Stored data entries:
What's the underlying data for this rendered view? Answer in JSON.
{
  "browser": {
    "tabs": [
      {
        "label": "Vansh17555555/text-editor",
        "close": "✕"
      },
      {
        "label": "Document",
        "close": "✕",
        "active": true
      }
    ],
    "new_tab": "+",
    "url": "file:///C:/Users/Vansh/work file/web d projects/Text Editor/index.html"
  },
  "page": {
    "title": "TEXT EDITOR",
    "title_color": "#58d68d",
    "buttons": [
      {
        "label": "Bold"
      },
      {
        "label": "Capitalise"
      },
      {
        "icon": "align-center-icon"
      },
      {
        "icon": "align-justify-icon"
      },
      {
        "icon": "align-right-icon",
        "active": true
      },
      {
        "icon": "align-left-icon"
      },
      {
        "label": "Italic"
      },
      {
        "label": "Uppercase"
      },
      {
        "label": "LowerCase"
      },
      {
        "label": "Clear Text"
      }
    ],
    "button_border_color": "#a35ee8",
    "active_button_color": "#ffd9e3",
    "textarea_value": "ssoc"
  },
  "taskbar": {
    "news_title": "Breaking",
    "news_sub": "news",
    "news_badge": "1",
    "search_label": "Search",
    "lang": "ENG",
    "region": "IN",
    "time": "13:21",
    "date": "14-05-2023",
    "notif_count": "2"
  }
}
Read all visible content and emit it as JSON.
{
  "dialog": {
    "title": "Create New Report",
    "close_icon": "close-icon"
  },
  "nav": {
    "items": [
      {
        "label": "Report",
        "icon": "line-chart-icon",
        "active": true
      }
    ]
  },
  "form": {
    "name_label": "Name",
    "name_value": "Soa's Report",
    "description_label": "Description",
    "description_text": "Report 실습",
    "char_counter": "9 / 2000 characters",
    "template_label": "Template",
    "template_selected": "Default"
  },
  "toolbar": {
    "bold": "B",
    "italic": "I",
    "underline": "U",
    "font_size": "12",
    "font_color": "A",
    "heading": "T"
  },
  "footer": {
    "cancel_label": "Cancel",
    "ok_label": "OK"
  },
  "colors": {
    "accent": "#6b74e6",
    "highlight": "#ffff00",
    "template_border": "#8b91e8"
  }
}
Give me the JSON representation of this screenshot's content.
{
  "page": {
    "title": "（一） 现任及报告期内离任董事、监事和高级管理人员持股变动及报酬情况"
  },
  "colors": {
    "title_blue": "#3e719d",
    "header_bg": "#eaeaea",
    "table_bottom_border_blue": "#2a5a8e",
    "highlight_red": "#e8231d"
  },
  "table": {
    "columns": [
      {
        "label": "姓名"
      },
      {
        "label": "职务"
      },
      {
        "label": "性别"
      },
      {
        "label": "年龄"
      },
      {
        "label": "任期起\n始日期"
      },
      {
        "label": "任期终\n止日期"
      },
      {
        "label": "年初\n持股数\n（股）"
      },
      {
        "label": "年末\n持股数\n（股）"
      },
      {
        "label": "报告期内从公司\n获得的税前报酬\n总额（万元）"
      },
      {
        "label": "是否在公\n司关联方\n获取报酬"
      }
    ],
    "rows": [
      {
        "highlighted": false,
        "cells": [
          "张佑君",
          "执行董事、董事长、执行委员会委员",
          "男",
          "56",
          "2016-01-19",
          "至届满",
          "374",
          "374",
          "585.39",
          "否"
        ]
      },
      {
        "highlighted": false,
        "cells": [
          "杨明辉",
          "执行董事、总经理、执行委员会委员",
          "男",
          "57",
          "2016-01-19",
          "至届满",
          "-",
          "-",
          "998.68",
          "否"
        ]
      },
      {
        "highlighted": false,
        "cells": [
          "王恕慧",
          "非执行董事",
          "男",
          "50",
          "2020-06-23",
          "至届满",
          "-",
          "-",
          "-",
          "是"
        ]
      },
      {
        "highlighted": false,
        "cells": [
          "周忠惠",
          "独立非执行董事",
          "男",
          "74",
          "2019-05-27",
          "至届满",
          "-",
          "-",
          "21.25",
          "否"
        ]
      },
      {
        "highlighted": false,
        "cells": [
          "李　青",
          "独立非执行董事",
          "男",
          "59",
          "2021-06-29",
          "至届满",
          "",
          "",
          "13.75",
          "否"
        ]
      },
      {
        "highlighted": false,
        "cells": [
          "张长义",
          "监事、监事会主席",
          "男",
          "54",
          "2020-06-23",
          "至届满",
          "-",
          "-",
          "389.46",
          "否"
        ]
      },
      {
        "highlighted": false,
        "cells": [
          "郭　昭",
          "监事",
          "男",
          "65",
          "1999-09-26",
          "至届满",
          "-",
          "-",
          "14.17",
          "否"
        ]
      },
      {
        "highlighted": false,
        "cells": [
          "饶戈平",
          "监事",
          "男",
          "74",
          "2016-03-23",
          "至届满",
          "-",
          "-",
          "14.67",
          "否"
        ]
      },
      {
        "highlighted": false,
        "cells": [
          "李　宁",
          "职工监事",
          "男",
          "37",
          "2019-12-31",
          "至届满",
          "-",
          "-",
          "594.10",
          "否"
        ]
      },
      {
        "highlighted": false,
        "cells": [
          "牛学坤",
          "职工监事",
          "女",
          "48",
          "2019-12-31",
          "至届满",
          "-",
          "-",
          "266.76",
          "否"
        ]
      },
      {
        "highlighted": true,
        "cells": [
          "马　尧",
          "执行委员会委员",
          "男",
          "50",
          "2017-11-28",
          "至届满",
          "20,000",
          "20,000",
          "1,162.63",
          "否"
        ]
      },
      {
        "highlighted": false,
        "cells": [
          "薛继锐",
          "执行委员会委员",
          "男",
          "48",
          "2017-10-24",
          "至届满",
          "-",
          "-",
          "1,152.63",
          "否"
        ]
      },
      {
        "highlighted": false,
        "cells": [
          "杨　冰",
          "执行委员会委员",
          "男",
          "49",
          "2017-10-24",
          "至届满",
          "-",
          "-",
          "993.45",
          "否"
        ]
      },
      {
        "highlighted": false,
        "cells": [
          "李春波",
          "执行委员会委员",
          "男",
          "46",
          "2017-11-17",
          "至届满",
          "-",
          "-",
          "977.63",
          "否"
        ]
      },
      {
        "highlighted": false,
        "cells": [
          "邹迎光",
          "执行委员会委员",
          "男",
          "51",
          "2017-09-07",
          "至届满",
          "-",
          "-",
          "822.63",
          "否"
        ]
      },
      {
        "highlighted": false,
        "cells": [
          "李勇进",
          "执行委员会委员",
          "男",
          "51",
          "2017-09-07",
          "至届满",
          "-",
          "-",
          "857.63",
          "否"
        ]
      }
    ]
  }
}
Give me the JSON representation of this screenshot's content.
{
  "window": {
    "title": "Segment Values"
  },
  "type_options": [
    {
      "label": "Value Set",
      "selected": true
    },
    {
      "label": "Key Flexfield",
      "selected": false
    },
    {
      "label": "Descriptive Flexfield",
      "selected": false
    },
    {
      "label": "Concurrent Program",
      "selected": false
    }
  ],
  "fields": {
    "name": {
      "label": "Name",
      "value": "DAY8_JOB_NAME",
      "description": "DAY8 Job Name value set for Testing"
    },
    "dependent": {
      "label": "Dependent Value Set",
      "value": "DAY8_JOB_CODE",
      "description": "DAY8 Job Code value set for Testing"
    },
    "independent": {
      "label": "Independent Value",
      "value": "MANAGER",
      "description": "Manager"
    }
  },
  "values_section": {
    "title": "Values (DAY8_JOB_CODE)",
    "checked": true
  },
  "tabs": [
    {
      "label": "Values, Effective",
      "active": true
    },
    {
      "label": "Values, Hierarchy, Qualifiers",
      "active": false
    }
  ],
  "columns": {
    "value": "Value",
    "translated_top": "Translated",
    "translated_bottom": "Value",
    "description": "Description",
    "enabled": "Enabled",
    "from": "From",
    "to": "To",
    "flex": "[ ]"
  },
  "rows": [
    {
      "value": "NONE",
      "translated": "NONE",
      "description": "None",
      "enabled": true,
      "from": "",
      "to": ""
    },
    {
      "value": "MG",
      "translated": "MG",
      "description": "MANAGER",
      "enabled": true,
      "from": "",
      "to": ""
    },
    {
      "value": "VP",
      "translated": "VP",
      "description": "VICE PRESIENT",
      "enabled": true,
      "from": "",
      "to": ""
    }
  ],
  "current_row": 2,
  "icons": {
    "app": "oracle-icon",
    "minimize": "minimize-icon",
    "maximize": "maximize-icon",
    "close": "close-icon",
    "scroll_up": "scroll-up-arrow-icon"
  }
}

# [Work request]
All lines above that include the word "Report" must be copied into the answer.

# [Answer for this exercise]
    "title": "Create New Report",
        "label": "Report",
    "name_value": "Soa's Report",
    "description_text": "Report 실습",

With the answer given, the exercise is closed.